Dharti Aur Aasmaan is a collection of short stories by a master storyteller. Who I thought wrote only historical fiction. There are stories based on history, during the times of Buddha and Mahavir. And then in the times of Mughals and Rajputs. There are contemporary social stories, love stories and stories based primarily on emotions.
The range of the writer Acharya Chatursen impresses the reader. This is not restricted to the range of subjects he writes about or the range of issues that he addresses. But also to the range of formats that he uses to tell you these stories. Somewhere it is a simple narrative of a storyteller. Sometimes it is a simple exchange of letters between two characters that tell the story. And sometimes it is a poetic narration that goes in a flow. Sometimes the characters do not even have names, sometimes it is the relationships that go without a name. Then there is a range of language when it is Mughal era there is ample Urdu. And when it is Mahavir’s time, you can feel that era through the language. Contemporary stories use the colloquial and English words at times indicating the times the stories are set in.

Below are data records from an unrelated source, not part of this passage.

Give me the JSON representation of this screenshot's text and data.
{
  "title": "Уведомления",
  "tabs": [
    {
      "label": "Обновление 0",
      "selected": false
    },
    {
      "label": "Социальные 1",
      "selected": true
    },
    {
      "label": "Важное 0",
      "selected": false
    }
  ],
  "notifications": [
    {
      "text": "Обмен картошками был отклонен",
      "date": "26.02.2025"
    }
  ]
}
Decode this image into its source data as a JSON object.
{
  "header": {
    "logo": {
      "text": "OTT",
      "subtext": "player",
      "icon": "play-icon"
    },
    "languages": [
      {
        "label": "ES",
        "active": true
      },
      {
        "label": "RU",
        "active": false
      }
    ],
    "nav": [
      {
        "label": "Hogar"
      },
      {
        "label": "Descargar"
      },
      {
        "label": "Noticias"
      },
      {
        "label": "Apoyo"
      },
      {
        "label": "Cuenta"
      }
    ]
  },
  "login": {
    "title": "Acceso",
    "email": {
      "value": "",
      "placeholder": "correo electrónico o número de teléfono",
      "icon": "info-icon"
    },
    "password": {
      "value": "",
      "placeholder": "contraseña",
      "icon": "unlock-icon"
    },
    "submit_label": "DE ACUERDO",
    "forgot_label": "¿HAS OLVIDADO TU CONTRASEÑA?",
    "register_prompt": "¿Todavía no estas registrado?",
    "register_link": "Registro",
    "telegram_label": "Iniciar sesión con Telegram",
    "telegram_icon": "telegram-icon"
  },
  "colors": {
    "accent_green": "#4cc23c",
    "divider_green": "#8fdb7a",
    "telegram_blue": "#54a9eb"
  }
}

I loved the fictionalized story that tracked the arrival of British in India and how they took over. The story is hilarious as British are depicted as white crows who taught us, Tata, wearing ties, pants, and heels. The story is hilarious at one level but also shows you the insights of a thinker who can weave a folk tale out of series of actual events that changed the country forever.

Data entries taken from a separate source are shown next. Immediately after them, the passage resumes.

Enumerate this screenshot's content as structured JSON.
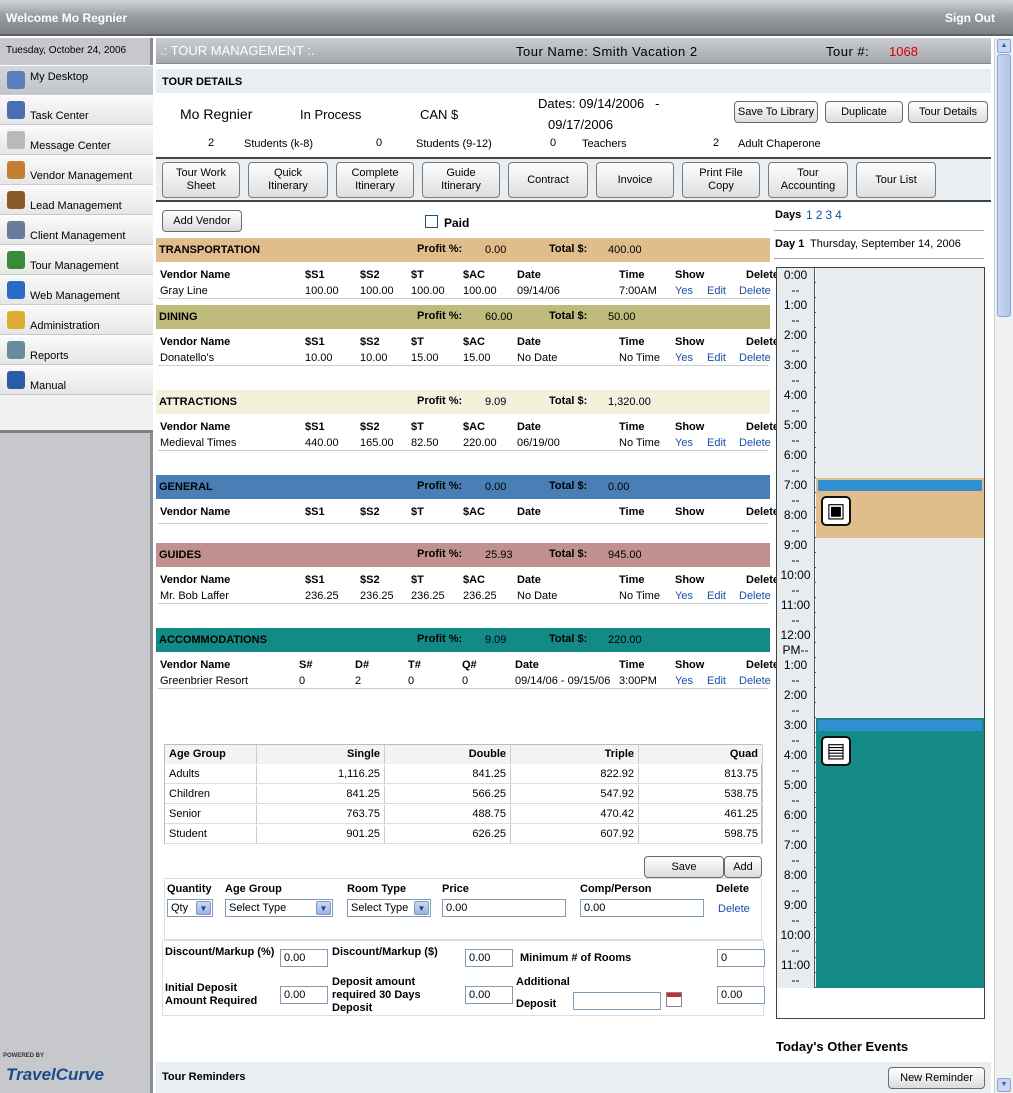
{
  "topbar": {
    "welcome": "Welcome Mo Regnier",
    "signout": "Sign Out"
  },
  "sidebar": {
    "date": "Tuesday, October 24, 2006",
    "items": [
      {
        "label": "My Desktop",
        "icon": "desktop-icon",
        "color": "#5a7fb5"
      },
      {
        "label": "Task Center",
        "icon": "task-icon",
        "color": "#4a6fb0"
      },
      {
        "label": "Message Center",
        "icon": "envelope-icon",
        "color": "#b9b9b9"
      },
      {
        "label": "Vendor Management",
        "icon": "vendor-icon",
        "color": "#c08030"
      },
      {
        "label": "Lead Management",
        "icon": "lead-icon",
        "color": "#8a5a2a"
      },
      {
        "label": "Client Management",
        "icon": "client-icon",
        "color": "#6a7a9a"
      },
      {
        "label": "Tour Management",
        "icon": "globe-icon",
        "color": "#3a8a3a"
      },
      {
        "label": "Web Management",
        "icon": "ie-icon",
        "color": "#2a6ac0"
      },
      {
        "label": "Administration",
        "icon": "lock-icon",
        "color": "#d8b030"
      },
      {
        "label": "Reports",
        "icon": "reports-icon",
        "color": "#6a8aa0"
      },
      {
        "label": "Manual",
        "icon": "help-icon",
        "color": "#2a5aa8"
      }
    ],
    "powered": "POWERED BY",
    "brand": "TravelCurve"
  },
  "header": {
    "section": ".: TOUR MANAGEMENT :.",
    "tour_name": "Tour Name: Smith Vacation 2",
    "tour_no_label": "Tour #:",
    "tour_no": "1068"
  },
  "details": {
    "title": "TOUR DETAILS",
    "agent": "Mo Regnier",
    "status": "In Process",
    "currency": "CAN $",
    "dates1": "Dates: 09/14/2006   -",
    "dates2": "09/17/2006",
    "buttons": {
      "save": "Save To Library",
      "dup": "Duplicate",
      "details": "Tour Details"
    },
    "students_k8_n": "2",
    "students_k8": "Students (k-8)",
    "students_912_n": "0",
    "students_912": "Students (9-12)",
    "teachers_n": "0",
    "teachers": "Teachers",
    "chaperone_n": "2",
    "chaperone": "Adult Chaperone"
  },
  "tabs": [
    {
      "l1": "Tour Work",
      "l2": "Sheet"
    },
    {
      "l1": "Quick",
      "l2": "Itinerary"
    },
    {
      "l1": "Complete",
      "l2": "Itinerary"
    },
    {
      "l1": "Guide",
      "l2": "Itinerary"
    },
    {
      "l1": "Contract",
      "l2": ""
    },
    {
      "l1": "Invoice",
      "l2": ""
    },
    {
      "l1": "Print File",
      "l2": "Copy"
    },
    {
      "l1": "Tour",
      "l2": "Accounting"
    },
    {
      "l1": "Tour List",
      "l2": ""
    }
  ],
  "addvendor": "Add Vendor",
  "paid": "Paid",
  "sections": [
    {
      "name": "TRANSPORTATION",
      "color": "#e2bd8c",
      "profit_label": "Profit %:",
      "profit": "0.00",
      "total_label": "Total $:",
      "total": "400.00",
      "headers": [
        "Vendor Name",
        "$S1",
        "$S2",
        "$T",
        "$AC",
        "Date",
        "Time",
        "Show",
        "Delete"
      ],
      "rows": [
        [
          "Gray Line",
          "100.00",
          "100.00",
          "100.00",
          "100.00",
          "09/14/06",
          "7:00AM",
          "Yes",
          "Edit",
          "Delete"
        ]
      ]
    },
    {
      "name": "DINING",
      "color": "#bfbb7c",
      "profit_label": "Profit %:",
      "profit": "60.00",
      "total_label": "Total $:",
      "total": "50.00",
      "headers": [
        "Vendor Name",
        "$S1",
        "$S2",
        "$T",
        "$AC",
        "Date",
        "Time",
        "Show",
        "Delete"
      ],
      "rows": [
        [
          "Donatello's",
          "10.00",
          "10.00",
          "15.00",
          "15.00",
          "No Date",
          "No Time",
          "Yes",
          "Edit",
          "Delete"
        ]
      ]
    },
    {
      "name": "ATTRACTIONS",
      "color": "#f3f1dc",
      "profit_label": "Profit %:",
      "profit": "9.09",
      "total_label": "Total $:",
      "total": "1,320.00",
      "headers": [
        "Vendor Name",
        "$S1",
        "$S2",
        "$T",
        "$AC",
        "Date",
        "Time",
        "Show",
        "Delete"
      ],
      "rows": [
        [
          "Medieval Times",
          "440.00",
          "165.00",
          "82.50",
          "220.00",
          "06/19/00",
          "No Time",
          "Yes",
          "Edit",
          "Delete"
        ]
      ]
    },
    {
      "name": "GENERAL",
      "color": "#4a7fb5",
      "profit_label": "Profit %:",
      "profit": "0.00",
      "total_label": "Total $:",
      "total": "0.00",
      "headers": [
        "Vendor Name",
        "$S1",
        "$S2",
        "$T",
        "$AC",
        "Date",
        "Time",
        "Show",
        "Delete"
      ],
      "rows": []
    },
    {
      "name": "GUIDES",
      "color": "#c19190",
      "profit_label": "Profit %:",
      "profit": "25.93",
      "total_label": "Total $:",
      "total": "945.00",
      "headers": [
        "Vendor Name",
        "$S1",
        "$S2",
        "$T",
        "$AC",
        "Date",
        "Time",
        "Show",
        "Delete"
      ],
      "rows": [
        [
          "Mr. Bob Laffer",
          "236.25",
          "236.25",
          "236.25",
          "236.25",
          "No Date",
          "No Time",
          "Yes",
          "Edit",
          "Delete"
        ]
      ]
    },
    {
      "name": "ACCOMMODATIONS",
      "color": "#148a86",
      "profit_label": "Profit %:",
      "profit": "9.09",
      "total_label": "Total $:",
      "total": "220.00",
      "headers": [
        "Vendor Name",
        "S#",
        "D#",
        "T#",
        "Q#",
        "Date",
        "Time",
        "Show",
        "Delete"
      ],
      "rows": [
        [
          "Greenbrier Resort",
          "0",
          "2",
          "0",
          "0",
          "09/14/06 - 09/15/06",
          "3:00PM",
          "Yes",
          "Edit",
          "Delete"
        ]
      ]
    }
  ],
  "agegroups": {
    "headers": [
      "Age Group",
      "Single",
      "Double",
      "Triple",
      "Quad"
    ],
    "rows": [
      [
        "Adults",
        "1,116.25",
        "841.25",
        "822.92",
        "813.75"
      ],
      [
        "Children",
        "841.25",
        "566.25",
        "547.92",
        "538.75"
      ],
      [
        "Senior",
        "763.75",
        "488.75",
        "470.42",
        "461.25"
      ],
      [
        "Student",
        "901.25",
        "626.25",
        "607.92",
        "598.75"
      ]
    ],
    "save": "Save",
    "add": "Add"
  },
  "roomform": {
    "headers": [
      "Quantity",
      "Age Group",
      "Room Type",
      "Price",
      "Comp/Person",
      "Delete"
    ],
    "qty": "Qty",
    "agegroup": "Select Type",
    "roomtype": "Select Type",
    "price": "0.00",
    "comp": "0.00",
    "delete": "Delete"
  },
  "discounts": {
    "pct_label": "Discount/Markup (%)",
    "pct": "0.00",
    "amt_label": "Discount/Markup ($)",
    "amt": "0.00",
    "minrooms_label": "Minimum # of Rooms",
    "minrooms": "0",
    "initdep_label": "Initial Deposit Amount Required",
    "initdep": "0.00",
    "dep30_label": "Deposit amount required 30 Days Deposit",
    "dep30": "0.00",
    "add_label1": "Additional",
    "add_label2": "Deposit",
    "adddate": "",
    "adddep": "0.00"
  },
  "reminders": {
    "title": "Tour Reminders",
    "button": "New Reminder"
  },
  "calendar": {
    "days_label": "Days",
    "days": [
      "1",
      "2",
      "3",
      "4"
    ],
    "day_title": "Day 1",
    "day_date": "Thursday, September 14, 2006",
    "slots": [
      "0:00",
      "--",
      "1:00",
      "--",
      "2:00",
      "--",
      "3:00",
      "--",
      "4:00",
      "--",
      "5:00",
      "--",
      "6:00",
      "--",
      "7:00",
      "--",
      "8:00",
      "--",
      "9:00",
      "--",
      "10:00",
      "--",
      "11:00",
      "--",
      "12:00",
      "PM--",
      "1:00",
      "--",
      "2:00",
      "--",
      "3:00",
      "--",
      "4:00",
      "--",
      "5:00",
      "--",
      "6:00",
      "--",
      "7:00",
      "--",
      "8:00",
      "--",
      "9:00",
      "--",
      "10:00",
      "--",
      "11:00",
      "--"
    ],
    "events": [
      {
        "name": "transportation",
        "start": 14,
        "slots": 4,
        "color": "#e2bd8c",
        "icon": "bus-icon"
      },
      {
        "name": "accommodations",
        "start": 30,
        "slots": 18,
        "color": "#148a86",
        "icon": "bed-icon"
      }
    ],
    "other_events": "Today's Other Events"
  }
}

Written in the first half of the twentieth century, contemporary stories are also history in the twenty-first century. They become your telescope through which you look about 100 years back. And see the simplicity that existed in society then. When an abductor could bring up a child as his own after killing her parents when a revolutionary refuses to lose faith in his friends despite all attempts to make him think so. Or when extramarital affairs were a mere exchange of love letters. When couples have no option like divorce. And when women would live with their dignity even if it meant living in poverty and not ask someone to support them. When a royal prince would forgive his father’s mistress and let go of family’s wealth only to protect the name of the family which is bigger on his mind than taking revenge or the money.

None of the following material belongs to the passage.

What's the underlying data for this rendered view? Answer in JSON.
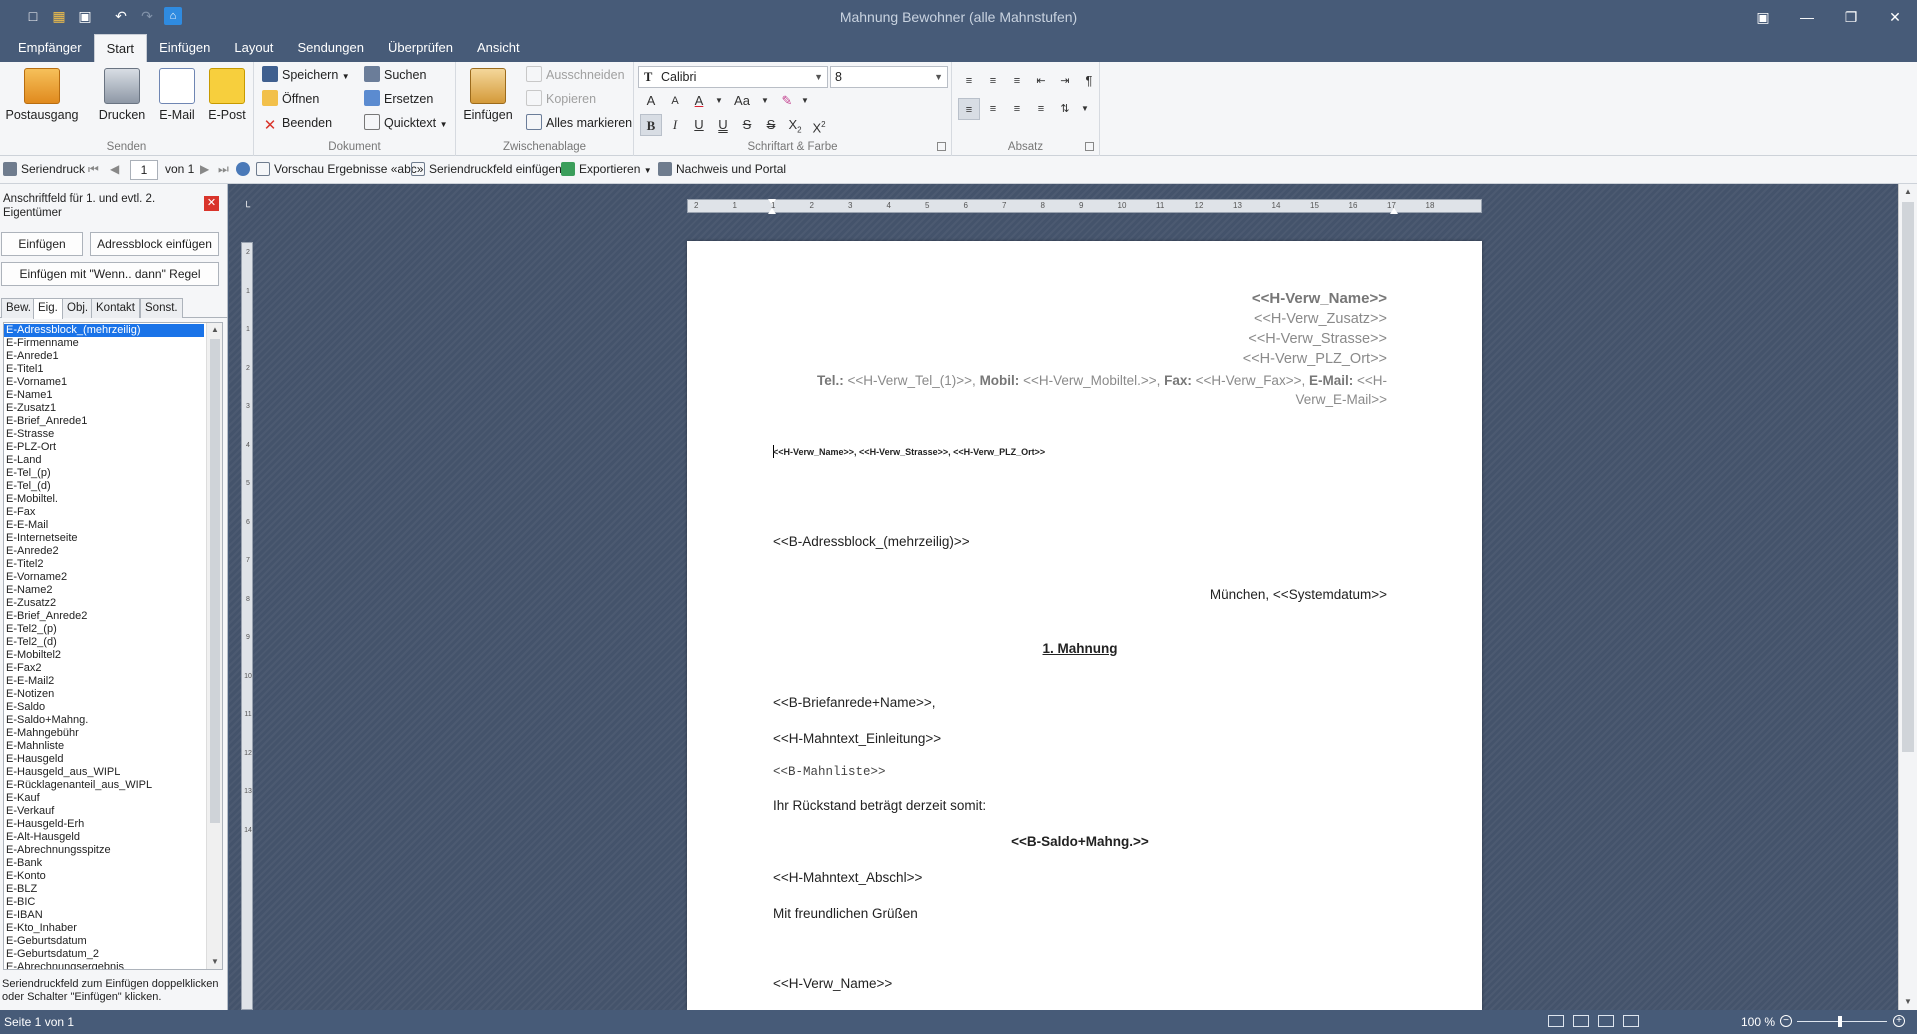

Read Dharti Aur Aasmaan to read stories that would take you to different worlds in different eras. To learn the craft of storytelling and the impact of right language on the story. Read it if you can read Hindi.